We Are All Entrepreneurs: A Conversation with Greenlight Maine's Julene Gervais

March 23, 2021

Over its six years on air, Greenlight Maine has become a spoke in the wheel for Maine’s business community. Enterprises such as biofuel-based rocket company bluShift Aerospace or hand-printed fabric designer Erin Flett Textiles have found success and acclaim after appearing on the show. The popular televised startup program will expand its operations to 149 Main Street in Northeast Harbor, where it will continue to help businesses to build a foundation for success. 

Greenlight Maine is designed to promote and mentor the development and growth of businesses across the state. Over the course of a season, entrepreneurs hone their pitches with guidance from the show’s mentor pool. Each episode features two businesses who compete for the chance to advance to the finals and obtain prize winnings of up to $100,000. “The prize money can be used to invest and expand their companies,” shares host Julene Gervais. “Entrepreneurs typically have something specific in mind for which they have designated the funds, such as creating jobs or moving to a larger facility. Every path is different, but it is usually expansion and growth of their business.”

Beyond the prize winnings, all participants reap the benefits of the publicity and mentorship offered by Greenlight MaineSince its launch, more than than $25 million has been invested in Maine companies that appeared on the show. Most of all, Julene adds, Greenlight Maine provides “an opportunity for people to gain experience with pitching, and they can use their pitch over and over again to showcase their businesses. All of the episodes remain on our website, therefore financial investors and venues working with these startups refer to our website as a tool to learn more about the entrepreneurs. It’s a win-win all around, and the prize money is just an added bonus.”

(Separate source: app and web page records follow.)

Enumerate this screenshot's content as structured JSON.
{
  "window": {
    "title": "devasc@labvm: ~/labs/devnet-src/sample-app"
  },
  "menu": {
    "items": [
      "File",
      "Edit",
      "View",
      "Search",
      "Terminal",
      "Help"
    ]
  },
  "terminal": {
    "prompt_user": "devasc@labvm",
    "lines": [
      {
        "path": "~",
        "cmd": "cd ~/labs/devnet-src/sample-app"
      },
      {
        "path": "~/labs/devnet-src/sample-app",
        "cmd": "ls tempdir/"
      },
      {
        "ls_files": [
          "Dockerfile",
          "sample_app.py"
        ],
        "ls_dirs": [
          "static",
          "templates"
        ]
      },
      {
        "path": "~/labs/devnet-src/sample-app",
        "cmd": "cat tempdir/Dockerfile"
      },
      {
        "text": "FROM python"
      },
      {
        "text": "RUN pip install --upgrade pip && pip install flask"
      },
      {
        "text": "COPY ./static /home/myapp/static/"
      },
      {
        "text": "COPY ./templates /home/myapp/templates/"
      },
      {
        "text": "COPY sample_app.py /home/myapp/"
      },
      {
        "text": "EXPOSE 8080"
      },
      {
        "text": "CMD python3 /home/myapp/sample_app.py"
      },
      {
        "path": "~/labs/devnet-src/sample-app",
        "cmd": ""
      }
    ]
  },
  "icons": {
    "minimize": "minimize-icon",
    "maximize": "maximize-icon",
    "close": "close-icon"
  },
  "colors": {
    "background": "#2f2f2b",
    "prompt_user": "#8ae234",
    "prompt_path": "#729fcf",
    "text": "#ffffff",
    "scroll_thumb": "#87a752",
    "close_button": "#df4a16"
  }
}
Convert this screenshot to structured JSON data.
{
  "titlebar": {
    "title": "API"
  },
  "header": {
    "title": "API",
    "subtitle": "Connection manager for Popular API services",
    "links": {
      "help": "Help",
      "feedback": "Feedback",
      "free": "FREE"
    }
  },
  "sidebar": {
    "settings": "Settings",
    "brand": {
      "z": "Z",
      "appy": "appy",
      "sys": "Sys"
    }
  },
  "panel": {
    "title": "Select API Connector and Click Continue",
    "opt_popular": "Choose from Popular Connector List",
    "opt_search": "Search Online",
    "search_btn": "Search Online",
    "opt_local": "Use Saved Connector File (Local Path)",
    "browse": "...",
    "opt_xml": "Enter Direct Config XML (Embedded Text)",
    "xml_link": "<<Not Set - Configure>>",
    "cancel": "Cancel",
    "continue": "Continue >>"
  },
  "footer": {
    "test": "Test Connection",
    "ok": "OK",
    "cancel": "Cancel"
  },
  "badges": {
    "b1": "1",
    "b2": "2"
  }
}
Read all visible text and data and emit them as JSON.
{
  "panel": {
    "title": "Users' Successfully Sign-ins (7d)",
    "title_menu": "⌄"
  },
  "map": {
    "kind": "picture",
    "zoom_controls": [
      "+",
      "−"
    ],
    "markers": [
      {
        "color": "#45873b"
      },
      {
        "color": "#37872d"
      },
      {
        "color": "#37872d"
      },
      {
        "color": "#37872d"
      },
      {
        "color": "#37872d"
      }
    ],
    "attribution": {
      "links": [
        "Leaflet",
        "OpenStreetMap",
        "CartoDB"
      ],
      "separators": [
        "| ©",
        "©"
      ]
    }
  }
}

We are all entrepreneurs on some level, whether you’re fifteen and getting your first job, running your household finances, or planning your retirement.

Elevating entrepreneurism is as much about inspiring innovation as it is about developing the networks that support a strong economy. “You don’t have to own your own business to be entrepreneurial,” Julene shares. “We are all entrepreneurs on some level, whether you’re fifteen and getting your first job, running your household finances, or planning your retirement.” When the show is not filming in Portland, the Northeast Harbor office will be used for meetings and connecting with the community. “Acadia National Park is the number one travel destination in the state,” says Julene. “We want to support Mount Desert 365 and the economic growth of the entire region.”

Now in its sixth season, Greenlight Maine has added two programs to its already successful pitch competition. Currently airing is the Collegiate Challenge, with students representing UMaine, Colby, Husson, Thomas, and UNE – and for the first time, College of the Atlantic – competing for a $25,000 prize. And starting next month, Julene will be joined by co-host Alyne Cistone for Elevating Voices, a new series highlighting Maine entrepreneurs of diverse backgrounds. Twelve companies will be featured for the contributions they are making to Maine’s economy. Each participant will receive a grant of $5,000 from Bangor Savings Bank in addition to visibility for their business. Learn more about Elevating Voices and meet the featured businesses at https://greenlightmaine.com.